Overview of Somatic Therapy
“There is more wisdom in your body than in your deepest philosophies.” ~Friedrich Nietzche
Somatic Therapy is a holistic therapeutic approach that addresses mental, physical, and emotional health concerns. Somatic therapy viewing the mind and body as one entity is essential to the therapeutic process. The mind-body moves toward healing naturally, given the right environment. When the body releases tension, processes trauma, and move towards optimal physical health, the mind follows with a sense of calm, peace, and relief.
Somatic therapy focuses on the body because the source of compulsive behaviors, trauma, depression & anxiety, and general discomfort with everyday life exists as sensations, emotions, and experiences that occur within the framework of the body. Our bodies need to process, integrate, and release these hidden sources of tension so that self-destructive patterns can come to their natural end, and we can experience everyday life with less stress.
“The human body – specifically my body – has been the source of never-ending insights that have transformed how I live, how I relate to myself, and how I perceive the world around me. When the body heals, the mind follows.”
Somatic Therapy Modalities
Healing starts and ends with the body. Every modality has the power to heal. Listen to how the body responds.

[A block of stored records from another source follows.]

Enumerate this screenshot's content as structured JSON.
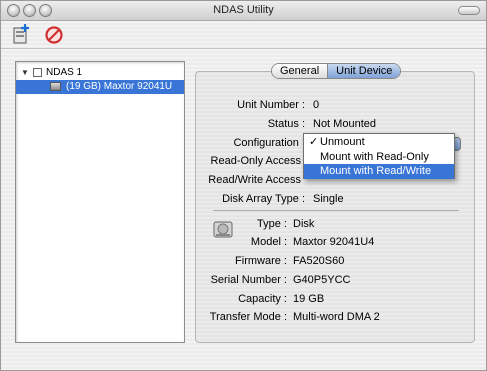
{
  "window": {
    "title": "NDAS Utility"
  },
  "toolbar": {
    "add_icon": "add-disk-icon",
    "remove_icon": "prohibit-icon"
  },
  "tree": {
    "items": [
      {
        "label": "NDAS 1",
        "expanded": true
      },
      {
        "label": "(19 GB) Maxtor 92041U",
        "selected": true
      }
    ]
  },
  "tabs": [
    {
      "label": "General",
      "active": false
    },
    {
      "label": "Unit Device",
      "active": true
    }
  ],
  "details": {
    "unit_number_label": "Unit Number :",
    "unit_number_value": "0",
    "status_label": "Status :",
    "status_value": "Not Mounted",
    "configuration_label": "Configuration :",
    "read_only_access_label": "Read-Only Access",
    "read_write_access_label": "Read/Write Access",
    "disk_array_type_label": "Disk Array Type :",
    "disk_array_type_value": "Single",
    "type_label": "Type :",
    "type_value": "Disk",
    "model_label": "Model :",
    "model_value": "Maxtor 92041U4",
    "firmware_label": "Firmware :",
    "firmware_value": "FA520S60",
    "serial_label": "Serial Number :",
    "serial_value": "G40P5YCC",
    "capacity_label": "Capacity :",
    "capacity_value": "19 GB",
    "transfer_label": "Transfer Mode :",
    "transfer_value": "Multi-word DMA 2"
  },
  "configuration_menu": {
    "options": [
      {
        "label": "Unmount",
        "checked": true
      },
      {
        "label": "Mount with Read-Only",
        "checked": false
      },
      {
        "label": "Mount with Read/Write",
        "highlighted": true
      }
    ],
    "check_glyph": "✓"
  },
  "colors": {
    "selection": "#3875d7"
  }
}
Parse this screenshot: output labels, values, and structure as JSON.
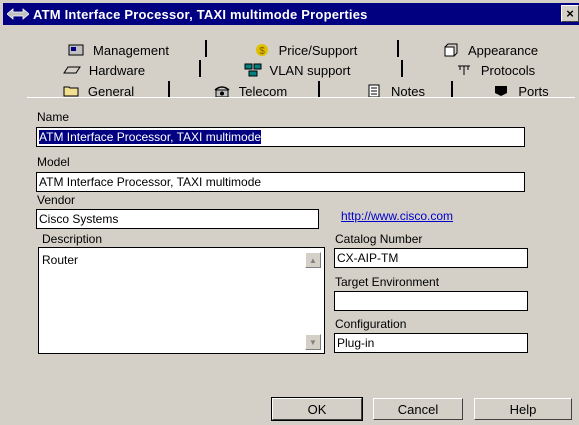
{
  "window": {
    "title": "ATM Interface Processor, TAXI multimode Properties",
    "close_glyph": "×"
  },
  "tabs": {
    "row1": [
      {
        "label": "Management",
        "icon": "management-icon"
      },
      {
        "label": "Price/Support",
        "icon": "dollar-icon"
      },
      {
        "label": "Appearance",
        "icon": "appearance-icon"
      }
    ],
    "row2": [
      {
        "label": "Hardware",
        "icon": "hardware-icon"
      },
      {
        "label": "VLAN support",
        "icon": "vlan-icon"
      },
      {
        "label": "Protocols",
        "icon": "protocols-icon"
      }
    ],
    "row3": [
      {
        "label": "General",
        "icon": "folder-icon",
        "active": true
      },
      {
        "label": "Telecom",
        "icon": "telecom-icon"
      },
      {
        "label": "Notes",
        "icon": "notes-icon"
      },
      {
        "label": "Ports",
        "icon": "ports-icon"
      }
    ]
  },
  "form": {
    "name_label": "Name",
    "name_value": "ATM Interface Processor, TAXI multimode",
    "model_label": "Model",
    "model_value": "ATM Interface Processor, TAXI multimode",
    "vendor_label": "Vendor",
    "vendor_value": "Cisco Systems",
    "vendor_link": "http://www.cisco.com",
    "description_label": "Description",
    "description_value": "Router",
    "catalog_label": "Catalog Number",
    "catalog_value": "CX-AIP-TM",
    "target_label": "Target Environment",
    "target_value": "",
    "config_label": "Configuration",
    "config_value": "Plug-in"
  },
  "buttons": {
    "ok": "OK",
    "cancel": "Cancel",
    "help": "Help"
  }
}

Contrast Therapy takes advantage of the body’s natural reaction to temperature changes in order to make the body stronger and more resilient. Practices like ice baths, cold showers, sauna, and geothermal soaking increase your body’s capacity for managing not just physiological stresses, but life’s other mental and emotional challenges as well.
Meditation & Breathwork
Meditation represents a different way of being in the world. You learn and practice observing thoughts, emotions, and body sensations without reacting to or identifying with them. This is why meditation is often referred to as a practice. We are practicing a different way of relating to our present moment experience. When we meditate, we practice acknowledging, observing, and accepting our internal experience. We cultivate response-ability.
Breathwork describes types of breathing – and breath-holding – techniques. The specific pace and depth of the breathing pattern elicits intended outcomes, such as deep relaxation, feeling energized, or relief from mental, physical and emotional tension. Today, breathwork has evolved to become a means of therapy, self-healing, and major personal transformation.
Restorative Yin Yoga
Yin yoga helps restore equilibrium to the intimate relationship between physical, mental, and emotional aspects of Self. The practice also activates the body’s restorative parasympathetic nervous system – responsible for digestion, eliminating toxins, healing and repair – and helps alleviate psychological problems such as stress, anxiety, and depression.
When life gets tough, a few poses on the mat reveal that maybe there isn’t anything wrong with the world, but rather our interpretation of it. When you are stuck mentally and the power to walk away is overwhelming, the gut instinct is to fidget, adjust, or get out of the pose altogether. Yin teaches us that staying still and dealing with whatever comes up one breath at a time will actually help us grow. The ability to adapt to the many ups and downs of life and to manage change with grace can dampen and soften our reaction to stress. Resilience can be built upon a foundation of gentle surrender.